TRY IT:
Look through the entries for the string "views" and copy every line where it shows up.

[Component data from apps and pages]
________________
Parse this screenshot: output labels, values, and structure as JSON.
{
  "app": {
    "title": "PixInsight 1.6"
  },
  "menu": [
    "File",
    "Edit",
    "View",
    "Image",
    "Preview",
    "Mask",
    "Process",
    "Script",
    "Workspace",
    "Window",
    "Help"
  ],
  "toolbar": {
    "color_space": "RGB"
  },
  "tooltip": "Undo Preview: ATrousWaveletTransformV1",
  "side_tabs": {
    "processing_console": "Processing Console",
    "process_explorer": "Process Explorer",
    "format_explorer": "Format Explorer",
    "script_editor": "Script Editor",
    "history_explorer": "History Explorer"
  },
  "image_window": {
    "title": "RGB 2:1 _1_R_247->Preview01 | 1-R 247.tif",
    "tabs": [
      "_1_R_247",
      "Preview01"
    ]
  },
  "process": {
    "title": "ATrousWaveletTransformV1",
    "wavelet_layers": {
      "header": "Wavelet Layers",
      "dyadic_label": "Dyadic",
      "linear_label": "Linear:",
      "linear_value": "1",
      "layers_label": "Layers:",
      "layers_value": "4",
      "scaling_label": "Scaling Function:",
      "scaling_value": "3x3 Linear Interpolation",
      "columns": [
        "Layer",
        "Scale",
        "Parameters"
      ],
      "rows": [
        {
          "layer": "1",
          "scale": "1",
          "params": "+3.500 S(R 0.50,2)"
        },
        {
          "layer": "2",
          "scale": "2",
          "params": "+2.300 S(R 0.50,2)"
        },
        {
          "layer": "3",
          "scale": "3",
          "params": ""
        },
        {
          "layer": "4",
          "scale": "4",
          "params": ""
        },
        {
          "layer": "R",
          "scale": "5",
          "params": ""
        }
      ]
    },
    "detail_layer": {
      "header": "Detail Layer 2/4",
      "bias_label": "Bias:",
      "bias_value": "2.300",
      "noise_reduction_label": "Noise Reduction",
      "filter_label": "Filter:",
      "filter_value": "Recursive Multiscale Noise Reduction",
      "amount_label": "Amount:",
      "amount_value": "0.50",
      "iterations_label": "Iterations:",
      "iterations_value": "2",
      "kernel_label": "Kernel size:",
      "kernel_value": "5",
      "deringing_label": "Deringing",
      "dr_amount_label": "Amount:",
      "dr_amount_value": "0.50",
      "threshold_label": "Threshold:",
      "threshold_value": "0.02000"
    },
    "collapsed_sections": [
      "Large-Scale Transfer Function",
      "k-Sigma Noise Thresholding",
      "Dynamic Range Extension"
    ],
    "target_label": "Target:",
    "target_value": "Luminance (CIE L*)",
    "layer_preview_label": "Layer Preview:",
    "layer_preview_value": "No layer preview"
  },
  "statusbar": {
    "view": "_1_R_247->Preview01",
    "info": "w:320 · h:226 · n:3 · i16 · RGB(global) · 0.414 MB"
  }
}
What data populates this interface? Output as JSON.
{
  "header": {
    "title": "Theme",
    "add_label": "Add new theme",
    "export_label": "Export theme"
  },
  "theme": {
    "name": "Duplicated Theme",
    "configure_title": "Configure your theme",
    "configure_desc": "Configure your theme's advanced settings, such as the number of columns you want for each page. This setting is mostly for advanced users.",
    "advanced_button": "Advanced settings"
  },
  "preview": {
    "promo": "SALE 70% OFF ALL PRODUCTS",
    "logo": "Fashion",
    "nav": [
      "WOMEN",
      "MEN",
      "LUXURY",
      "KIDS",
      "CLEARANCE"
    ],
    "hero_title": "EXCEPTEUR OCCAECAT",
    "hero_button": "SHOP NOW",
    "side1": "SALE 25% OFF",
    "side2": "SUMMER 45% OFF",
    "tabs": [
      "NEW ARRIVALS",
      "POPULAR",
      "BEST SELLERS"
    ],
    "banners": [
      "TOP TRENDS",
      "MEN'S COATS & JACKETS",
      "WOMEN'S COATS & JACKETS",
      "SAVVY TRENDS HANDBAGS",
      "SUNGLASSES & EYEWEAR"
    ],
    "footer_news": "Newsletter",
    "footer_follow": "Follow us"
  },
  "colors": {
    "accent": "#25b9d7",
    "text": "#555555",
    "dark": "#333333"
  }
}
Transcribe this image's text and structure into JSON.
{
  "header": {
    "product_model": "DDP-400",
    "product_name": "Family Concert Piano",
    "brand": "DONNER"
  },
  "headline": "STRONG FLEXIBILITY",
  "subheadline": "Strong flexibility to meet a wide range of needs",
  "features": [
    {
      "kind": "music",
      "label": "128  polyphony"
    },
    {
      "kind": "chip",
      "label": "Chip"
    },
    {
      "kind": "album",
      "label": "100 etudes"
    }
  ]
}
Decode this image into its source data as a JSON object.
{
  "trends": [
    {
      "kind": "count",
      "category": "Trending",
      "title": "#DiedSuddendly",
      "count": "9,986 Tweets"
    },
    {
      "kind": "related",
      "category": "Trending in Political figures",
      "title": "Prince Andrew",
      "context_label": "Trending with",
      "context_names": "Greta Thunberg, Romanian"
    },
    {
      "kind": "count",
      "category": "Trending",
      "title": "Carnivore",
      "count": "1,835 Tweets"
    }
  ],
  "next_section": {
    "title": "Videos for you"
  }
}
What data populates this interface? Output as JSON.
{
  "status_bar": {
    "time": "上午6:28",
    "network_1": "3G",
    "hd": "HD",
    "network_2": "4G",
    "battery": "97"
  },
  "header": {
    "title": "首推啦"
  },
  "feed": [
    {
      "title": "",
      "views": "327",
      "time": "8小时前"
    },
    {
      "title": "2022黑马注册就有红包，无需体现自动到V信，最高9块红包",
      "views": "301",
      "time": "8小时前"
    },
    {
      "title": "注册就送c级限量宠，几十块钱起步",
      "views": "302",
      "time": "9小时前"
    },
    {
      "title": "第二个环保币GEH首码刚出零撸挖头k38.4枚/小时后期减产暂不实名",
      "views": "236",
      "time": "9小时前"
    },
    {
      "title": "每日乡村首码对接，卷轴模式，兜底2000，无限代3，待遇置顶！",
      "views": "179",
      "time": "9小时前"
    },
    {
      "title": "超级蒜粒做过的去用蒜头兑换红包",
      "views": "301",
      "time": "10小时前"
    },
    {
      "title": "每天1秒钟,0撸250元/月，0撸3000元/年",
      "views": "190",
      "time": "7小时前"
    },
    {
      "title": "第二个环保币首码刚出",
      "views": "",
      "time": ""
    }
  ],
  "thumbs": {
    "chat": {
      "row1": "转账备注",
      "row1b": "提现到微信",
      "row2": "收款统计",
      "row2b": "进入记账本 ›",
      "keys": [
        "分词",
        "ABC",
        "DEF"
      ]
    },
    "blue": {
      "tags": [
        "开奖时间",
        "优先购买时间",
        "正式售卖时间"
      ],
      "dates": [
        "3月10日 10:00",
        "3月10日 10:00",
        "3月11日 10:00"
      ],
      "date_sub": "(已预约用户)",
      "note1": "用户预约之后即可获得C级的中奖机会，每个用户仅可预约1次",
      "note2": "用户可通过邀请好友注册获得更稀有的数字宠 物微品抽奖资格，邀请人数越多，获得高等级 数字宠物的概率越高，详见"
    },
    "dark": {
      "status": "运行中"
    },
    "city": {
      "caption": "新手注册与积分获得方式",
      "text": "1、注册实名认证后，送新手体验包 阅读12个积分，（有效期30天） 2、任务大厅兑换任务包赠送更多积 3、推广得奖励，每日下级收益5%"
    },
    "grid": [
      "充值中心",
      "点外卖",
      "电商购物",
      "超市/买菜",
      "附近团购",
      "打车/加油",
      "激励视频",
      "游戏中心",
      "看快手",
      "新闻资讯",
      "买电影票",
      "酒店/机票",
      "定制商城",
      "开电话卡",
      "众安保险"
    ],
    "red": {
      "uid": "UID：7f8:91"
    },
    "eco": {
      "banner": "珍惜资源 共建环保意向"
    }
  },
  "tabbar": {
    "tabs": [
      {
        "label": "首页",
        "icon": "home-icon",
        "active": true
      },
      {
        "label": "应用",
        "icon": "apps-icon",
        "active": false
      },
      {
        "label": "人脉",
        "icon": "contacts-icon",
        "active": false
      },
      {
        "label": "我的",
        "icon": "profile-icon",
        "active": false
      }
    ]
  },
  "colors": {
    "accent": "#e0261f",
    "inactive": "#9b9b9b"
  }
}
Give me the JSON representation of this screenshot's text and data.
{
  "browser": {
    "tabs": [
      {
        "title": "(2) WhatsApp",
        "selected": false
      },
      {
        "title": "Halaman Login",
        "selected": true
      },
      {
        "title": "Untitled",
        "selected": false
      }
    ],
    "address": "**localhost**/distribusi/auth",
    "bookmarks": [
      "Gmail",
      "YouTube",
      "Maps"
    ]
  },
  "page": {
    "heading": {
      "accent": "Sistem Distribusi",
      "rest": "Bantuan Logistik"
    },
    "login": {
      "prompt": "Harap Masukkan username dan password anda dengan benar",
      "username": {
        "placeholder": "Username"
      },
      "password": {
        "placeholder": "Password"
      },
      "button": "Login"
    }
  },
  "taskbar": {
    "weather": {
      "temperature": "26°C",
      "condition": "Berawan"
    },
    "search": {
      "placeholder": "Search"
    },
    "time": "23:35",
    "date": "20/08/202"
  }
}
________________
REPLY:
      "views": "327",
      "views": "301",
      "views": "302",
      "views": "236",
      "views": "179",
      "views": "301",
      "views": "190",
      "views": "",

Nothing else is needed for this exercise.